A contract of employment does not have to be written; it can also be verbal or implied. Its existence will help to confirm your status as an employee and it will give clear evidence of your start date, hours worked and holiday entitlement amongst other things.
Who is liable for business debts in a limited company?
Once a company gets to the stage where it is struggling to keep up with its liabilities as and when they fall due, options need to be considered to protect the business and its creditors from incurring further losses. If your company has a significant amount of debt, you may be wondering who is liable for paying this back should the business is unable to do so. Limited liability is one of the main benefits of trading as a limited company. Limited liability offers the director a layer of protection against their company. In the eyes of the law, a limited company is seen as a complete separate entity from its directors. When it comes to a company experiencing financial issues, limited liability really comes into play. Any debts accrued by the company, in the company’s name, belong entirely to the company. Therefore, should an insolvent business cease trading and enter liquidation unable to fully satisfy its outstanding creditors, the debts will die with the company.

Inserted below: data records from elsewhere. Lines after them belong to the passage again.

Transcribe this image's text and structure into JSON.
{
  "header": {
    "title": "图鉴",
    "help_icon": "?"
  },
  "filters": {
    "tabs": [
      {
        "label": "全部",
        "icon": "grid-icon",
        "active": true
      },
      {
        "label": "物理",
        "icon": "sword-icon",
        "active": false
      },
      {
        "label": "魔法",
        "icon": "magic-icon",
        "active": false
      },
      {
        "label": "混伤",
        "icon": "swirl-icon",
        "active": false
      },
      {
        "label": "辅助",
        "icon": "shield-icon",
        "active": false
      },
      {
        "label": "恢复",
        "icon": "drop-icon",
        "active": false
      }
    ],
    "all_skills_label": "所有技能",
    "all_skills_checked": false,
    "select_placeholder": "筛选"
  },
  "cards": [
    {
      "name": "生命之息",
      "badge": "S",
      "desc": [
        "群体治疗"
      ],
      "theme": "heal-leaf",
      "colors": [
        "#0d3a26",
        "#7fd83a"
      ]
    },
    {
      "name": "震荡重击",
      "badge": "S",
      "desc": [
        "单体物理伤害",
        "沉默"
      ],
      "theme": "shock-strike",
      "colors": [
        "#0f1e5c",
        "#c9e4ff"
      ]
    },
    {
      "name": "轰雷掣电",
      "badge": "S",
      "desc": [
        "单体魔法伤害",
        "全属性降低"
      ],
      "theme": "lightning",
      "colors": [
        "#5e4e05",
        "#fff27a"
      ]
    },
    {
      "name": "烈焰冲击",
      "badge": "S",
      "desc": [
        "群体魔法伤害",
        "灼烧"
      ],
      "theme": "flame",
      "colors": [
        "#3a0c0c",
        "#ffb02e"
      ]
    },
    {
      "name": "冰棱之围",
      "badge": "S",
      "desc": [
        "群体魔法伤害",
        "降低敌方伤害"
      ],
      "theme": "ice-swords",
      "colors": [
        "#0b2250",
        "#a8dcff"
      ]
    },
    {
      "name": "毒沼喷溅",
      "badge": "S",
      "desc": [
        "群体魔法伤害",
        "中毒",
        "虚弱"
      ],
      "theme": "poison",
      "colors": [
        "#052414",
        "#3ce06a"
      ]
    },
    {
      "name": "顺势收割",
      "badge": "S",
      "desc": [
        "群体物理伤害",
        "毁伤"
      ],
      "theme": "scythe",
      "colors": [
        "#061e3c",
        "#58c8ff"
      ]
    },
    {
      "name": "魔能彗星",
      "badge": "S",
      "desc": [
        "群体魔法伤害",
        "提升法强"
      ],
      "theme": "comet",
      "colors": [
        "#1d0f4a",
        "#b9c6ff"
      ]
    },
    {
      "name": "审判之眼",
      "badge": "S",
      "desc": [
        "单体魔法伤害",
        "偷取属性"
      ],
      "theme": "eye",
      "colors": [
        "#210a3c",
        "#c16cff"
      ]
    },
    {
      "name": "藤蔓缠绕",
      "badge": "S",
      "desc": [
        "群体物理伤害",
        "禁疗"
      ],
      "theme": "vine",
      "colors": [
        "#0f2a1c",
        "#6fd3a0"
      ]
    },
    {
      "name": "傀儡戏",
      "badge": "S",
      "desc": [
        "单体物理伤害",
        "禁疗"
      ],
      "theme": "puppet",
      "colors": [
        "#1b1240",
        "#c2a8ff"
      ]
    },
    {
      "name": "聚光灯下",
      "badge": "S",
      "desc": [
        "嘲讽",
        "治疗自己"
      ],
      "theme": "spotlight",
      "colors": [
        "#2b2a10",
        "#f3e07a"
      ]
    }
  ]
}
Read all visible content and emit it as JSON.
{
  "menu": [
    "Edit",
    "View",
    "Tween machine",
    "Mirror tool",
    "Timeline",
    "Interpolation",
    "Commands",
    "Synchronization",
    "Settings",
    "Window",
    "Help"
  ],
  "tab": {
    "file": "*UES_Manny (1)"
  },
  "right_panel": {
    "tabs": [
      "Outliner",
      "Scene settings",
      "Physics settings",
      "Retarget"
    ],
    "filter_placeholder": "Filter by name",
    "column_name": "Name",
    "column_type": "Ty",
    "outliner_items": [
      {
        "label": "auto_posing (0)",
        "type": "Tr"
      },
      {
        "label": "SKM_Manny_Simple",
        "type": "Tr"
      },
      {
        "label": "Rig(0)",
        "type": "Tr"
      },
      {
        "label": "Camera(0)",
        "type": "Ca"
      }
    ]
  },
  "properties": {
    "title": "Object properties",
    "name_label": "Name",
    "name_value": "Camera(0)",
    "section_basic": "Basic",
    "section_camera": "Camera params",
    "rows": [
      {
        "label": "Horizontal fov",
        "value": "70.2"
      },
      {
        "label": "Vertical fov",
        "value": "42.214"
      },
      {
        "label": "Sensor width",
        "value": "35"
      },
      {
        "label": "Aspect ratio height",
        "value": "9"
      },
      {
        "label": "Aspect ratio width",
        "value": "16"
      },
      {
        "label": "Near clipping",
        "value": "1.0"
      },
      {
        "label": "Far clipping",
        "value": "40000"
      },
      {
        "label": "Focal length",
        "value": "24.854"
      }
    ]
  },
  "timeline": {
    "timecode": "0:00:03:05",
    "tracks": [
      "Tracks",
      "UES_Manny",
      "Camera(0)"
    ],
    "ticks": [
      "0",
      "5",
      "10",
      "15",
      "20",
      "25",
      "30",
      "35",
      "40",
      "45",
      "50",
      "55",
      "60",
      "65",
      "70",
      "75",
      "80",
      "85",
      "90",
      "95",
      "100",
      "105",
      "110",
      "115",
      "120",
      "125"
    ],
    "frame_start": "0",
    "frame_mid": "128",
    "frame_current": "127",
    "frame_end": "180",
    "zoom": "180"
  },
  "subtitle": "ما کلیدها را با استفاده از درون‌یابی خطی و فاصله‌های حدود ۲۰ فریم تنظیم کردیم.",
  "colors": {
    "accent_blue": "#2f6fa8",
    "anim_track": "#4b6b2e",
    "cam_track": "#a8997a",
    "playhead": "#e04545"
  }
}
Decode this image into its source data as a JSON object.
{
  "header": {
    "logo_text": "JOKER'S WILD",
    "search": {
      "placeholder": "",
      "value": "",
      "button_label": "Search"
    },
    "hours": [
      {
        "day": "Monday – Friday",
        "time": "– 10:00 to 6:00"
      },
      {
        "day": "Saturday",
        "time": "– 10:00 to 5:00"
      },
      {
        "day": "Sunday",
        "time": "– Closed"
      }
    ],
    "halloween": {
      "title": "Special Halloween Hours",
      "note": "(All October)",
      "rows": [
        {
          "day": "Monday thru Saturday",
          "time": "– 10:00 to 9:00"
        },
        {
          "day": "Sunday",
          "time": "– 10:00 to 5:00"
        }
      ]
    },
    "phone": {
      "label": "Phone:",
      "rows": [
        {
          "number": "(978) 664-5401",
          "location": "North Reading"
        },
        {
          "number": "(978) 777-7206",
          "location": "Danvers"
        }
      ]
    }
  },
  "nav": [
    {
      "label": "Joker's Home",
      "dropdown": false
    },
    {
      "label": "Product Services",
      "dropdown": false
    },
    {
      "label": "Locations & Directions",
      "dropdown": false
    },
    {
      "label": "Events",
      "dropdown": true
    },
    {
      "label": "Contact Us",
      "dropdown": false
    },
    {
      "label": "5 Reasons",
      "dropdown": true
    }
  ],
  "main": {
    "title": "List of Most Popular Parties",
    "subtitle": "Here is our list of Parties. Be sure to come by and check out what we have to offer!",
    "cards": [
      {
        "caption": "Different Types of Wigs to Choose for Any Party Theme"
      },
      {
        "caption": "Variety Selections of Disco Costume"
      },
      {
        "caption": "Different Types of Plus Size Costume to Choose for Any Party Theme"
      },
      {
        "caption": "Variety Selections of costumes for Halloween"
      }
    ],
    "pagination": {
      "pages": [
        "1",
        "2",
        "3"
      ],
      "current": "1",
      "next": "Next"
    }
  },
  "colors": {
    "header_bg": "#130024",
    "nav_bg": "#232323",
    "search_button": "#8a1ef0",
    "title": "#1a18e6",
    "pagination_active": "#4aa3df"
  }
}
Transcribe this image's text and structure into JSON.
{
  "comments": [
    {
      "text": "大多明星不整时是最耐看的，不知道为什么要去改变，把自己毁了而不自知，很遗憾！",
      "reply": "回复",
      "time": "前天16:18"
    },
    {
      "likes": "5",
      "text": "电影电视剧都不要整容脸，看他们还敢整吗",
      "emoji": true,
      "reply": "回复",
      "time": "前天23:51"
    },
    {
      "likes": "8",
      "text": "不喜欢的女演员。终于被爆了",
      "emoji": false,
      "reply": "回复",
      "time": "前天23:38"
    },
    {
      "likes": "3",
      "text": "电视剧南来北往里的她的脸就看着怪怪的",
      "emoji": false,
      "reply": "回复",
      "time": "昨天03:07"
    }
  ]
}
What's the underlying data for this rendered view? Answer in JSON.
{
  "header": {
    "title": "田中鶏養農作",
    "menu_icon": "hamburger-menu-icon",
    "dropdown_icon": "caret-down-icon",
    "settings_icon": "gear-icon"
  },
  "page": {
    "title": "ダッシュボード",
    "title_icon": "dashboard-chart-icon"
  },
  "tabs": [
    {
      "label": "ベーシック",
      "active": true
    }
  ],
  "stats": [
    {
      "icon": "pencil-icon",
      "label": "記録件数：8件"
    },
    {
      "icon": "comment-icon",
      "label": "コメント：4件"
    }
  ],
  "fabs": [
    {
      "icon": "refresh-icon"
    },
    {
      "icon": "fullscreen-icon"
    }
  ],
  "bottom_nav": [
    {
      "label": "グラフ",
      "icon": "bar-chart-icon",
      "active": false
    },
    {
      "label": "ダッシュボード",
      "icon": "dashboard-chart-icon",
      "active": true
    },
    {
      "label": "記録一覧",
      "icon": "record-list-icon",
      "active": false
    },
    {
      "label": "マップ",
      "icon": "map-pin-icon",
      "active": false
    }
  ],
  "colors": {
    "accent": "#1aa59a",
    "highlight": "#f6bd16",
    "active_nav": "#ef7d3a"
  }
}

The exception to this rule is if any debts were personally guaranteed. A personal guarantee (PG) is when the borrower makes an agreement with the lender that should the business be unable to pay back the money it owes, responsibility will then switch to the individual who will be required to take on this debt and pay it back from their own personal funds.
PGs are often requested on property leases, company credit cards, and large loans particularly those offered to newly incorporated businesses. If you are in any doubt as to whether you have personally guaranteed company debts you should make it a priority to check through the original paperwork and find this out. If your company is struggling financially and you have personally guaranteed a significant portion of the debts, your options may well be different to those available to you if no personal guarantees had been signed.
Settling your Personal Guarantees
Many PG’s given by directors turn out to be invalid and therefore unenforceable against them by the relevant creditors. Our legal team will be happy to review any documentation you can get your hands on and let you know if the PG’s are valid. Where they turn out to be valid then, if you would like, we can help to negotiate favourable settlements terms with the creditor in question. This can be either a discounted lump sum payment or a series of deferred payments over an extended period of time. In certain circumstances, we may be able to use your directors redundancy payment from RPS to settle the whole of the debt owed.
So, please contact CFS Redundancy Payments Ltd today on 0800 472 5512 and let us help you.
Making your Claim
The average director redundancy claim is for around £12,000, which can prove to be a real lifeline when your insolvent company has just been closed down. Claims must be made through the Redundancy Payments Service, which is part of the Insolvency Service. If the claim is successful, it will then be paid by the National Insurance Fund.
Claims for redundancy and other statutory payments should usually be made within six months of the liquidation, although this can be extended to 12 months in some circumstances.
Contact CFS Redundancy Payments Ltd today on 0800 472 5512, and we can get the process started.